• Selective interventions to other public bodies projects where there is clear community benefit and genuine partnership working is in evidence
• Assistance to micro businesses where there is clear community benefit
• Development of innovative ideas such as low carbon islands, community “hubs”, development of new crofts and woodland crofts and delivery of services through digital technology.
• Differential rates of intervention. The minimum SC grant to assist the acquisition of income-generating assets will be £10k. While communities will be expected to make a contribution, the rate of HIE intervention will be governed by appraisal of additionality and displacement (while retaining compliance with State Aid regulations). Assistance for capacity building (feasibility studies, start up costs, marketing, R&D etc) will be assessed on a case by case basis, and can be up to 100% fundable by HIE intervention.
• In smaller and more rural communities, assistance will be offered to communities wishing to acquire and develop significant income generating assets, such as land, community renewable energy projects, community buildings, and recreational/amenity facilities e.g. woodland management in Laggan; the Pier Arts Centre in Stromness, renewable energy in the new community centre in Boat of Garten; mountain rescue HQ in Arran; multi- purpose community centre in Dalmally; community shop in Sleat
• Selective ‘transformational’ projects in the cultural and sports area e.g. Campbeltown swimming pool, An Lanntair in Stornoway, Fas centre for the creative industries in Skye
• In disadvantaged urban communities, in close liaison with Local Authorities in their delivery of Single Outcome Agreements, the establishment of social enterprises designed to promote sustainable social cohesion and participation e.g. COPE in Lerwick; Ness Soaps in Merkinch; Pultneytown People’s project in Wick.

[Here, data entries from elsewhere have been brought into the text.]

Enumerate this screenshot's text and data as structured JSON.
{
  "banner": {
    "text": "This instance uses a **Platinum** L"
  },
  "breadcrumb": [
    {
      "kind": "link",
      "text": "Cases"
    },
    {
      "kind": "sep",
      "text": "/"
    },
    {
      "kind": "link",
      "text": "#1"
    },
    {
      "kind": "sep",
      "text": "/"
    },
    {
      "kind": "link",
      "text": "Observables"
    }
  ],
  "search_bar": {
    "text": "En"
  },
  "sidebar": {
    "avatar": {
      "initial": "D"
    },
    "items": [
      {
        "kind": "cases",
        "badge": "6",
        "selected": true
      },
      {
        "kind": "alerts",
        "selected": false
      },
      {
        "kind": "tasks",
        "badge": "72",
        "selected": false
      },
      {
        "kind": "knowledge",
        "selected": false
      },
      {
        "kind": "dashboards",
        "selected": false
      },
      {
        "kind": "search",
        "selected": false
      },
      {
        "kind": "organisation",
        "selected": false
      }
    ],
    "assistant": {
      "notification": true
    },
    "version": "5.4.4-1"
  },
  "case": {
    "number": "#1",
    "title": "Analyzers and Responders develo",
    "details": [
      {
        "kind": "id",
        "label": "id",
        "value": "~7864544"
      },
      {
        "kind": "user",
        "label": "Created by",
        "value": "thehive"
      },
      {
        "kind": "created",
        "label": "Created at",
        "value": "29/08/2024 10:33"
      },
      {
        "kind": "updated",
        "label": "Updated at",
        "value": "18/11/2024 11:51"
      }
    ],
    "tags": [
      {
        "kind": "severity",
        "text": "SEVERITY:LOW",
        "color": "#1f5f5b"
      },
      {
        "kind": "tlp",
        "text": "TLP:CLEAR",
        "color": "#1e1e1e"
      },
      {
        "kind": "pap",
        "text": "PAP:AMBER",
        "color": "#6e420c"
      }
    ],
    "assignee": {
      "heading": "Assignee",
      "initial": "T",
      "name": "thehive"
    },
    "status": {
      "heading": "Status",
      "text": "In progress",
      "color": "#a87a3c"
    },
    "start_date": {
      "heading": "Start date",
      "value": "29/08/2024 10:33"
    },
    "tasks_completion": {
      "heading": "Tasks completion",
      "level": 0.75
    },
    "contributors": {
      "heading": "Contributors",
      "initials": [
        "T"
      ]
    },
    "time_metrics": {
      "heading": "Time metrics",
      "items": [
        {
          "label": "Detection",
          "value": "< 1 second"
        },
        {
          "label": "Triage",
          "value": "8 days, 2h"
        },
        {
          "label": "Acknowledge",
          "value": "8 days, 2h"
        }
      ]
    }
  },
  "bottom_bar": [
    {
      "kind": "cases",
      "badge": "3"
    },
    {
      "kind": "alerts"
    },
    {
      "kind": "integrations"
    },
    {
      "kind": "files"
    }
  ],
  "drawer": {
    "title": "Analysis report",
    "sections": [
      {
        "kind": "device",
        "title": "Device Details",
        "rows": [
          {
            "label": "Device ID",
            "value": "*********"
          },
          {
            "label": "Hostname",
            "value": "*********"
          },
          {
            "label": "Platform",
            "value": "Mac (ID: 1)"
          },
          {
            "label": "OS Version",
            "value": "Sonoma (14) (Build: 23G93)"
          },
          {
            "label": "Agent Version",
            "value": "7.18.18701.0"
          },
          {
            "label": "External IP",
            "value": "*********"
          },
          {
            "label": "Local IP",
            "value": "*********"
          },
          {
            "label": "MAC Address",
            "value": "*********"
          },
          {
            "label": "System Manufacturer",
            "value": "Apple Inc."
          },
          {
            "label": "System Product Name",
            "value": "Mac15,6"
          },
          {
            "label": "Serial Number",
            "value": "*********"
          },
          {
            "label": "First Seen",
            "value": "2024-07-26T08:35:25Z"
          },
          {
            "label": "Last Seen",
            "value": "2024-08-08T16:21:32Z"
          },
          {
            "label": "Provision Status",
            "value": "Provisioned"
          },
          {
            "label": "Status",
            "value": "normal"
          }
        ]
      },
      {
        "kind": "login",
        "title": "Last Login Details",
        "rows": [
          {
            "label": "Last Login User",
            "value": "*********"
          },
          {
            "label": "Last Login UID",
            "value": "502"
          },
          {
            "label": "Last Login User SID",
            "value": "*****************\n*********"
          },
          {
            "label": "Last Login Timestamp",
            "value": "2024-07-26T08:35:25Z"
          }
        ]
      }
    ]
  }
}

We will no longer be assisting:
• Small grants as outlined above
• Social projects in larger settlements particularly in the Inner Moray Firth
• Ongoing revenue costs
• Repeat funding
• Good causes
• Non-revenue generating activity
• Small scale sporting and arts activity.
The effects of adopting these policies will be a clearer focus on social enterprise, and the contribution it makes to economic growth, population increase, and to solidarity, cohesion and sustainability Bearing in mind that the growth sectors within social enterprise are renewables, recycling, and food, often combined with providing access to the workplace for mentally or physically disabled people, we will develop sectoral approaches to working with these and other emergent key sectors.
Programme targets are also set to reflect the contribution which the activities will make to the achievement of the GES targets. The measures for the key
programmes are as follows:
2008/09 2009/10 2010/11
No of account managed social enterprises growth plans** 40 50 60
Increase in turnover in the social economy £m * * *
No of community groups supported to invest in renewable energy 20 25 30
Decrease in carbon dioxide emissions (tonnes) * * *
*Targets under development
**New each year
We will develop detailed guidelines for incorporating in the revised rulebook, which will include clear and agreed definitions of the terminology and the concepts underpinning the new SC approach.
John Watt/Chris Higgins
HIE, Strengthening Communities,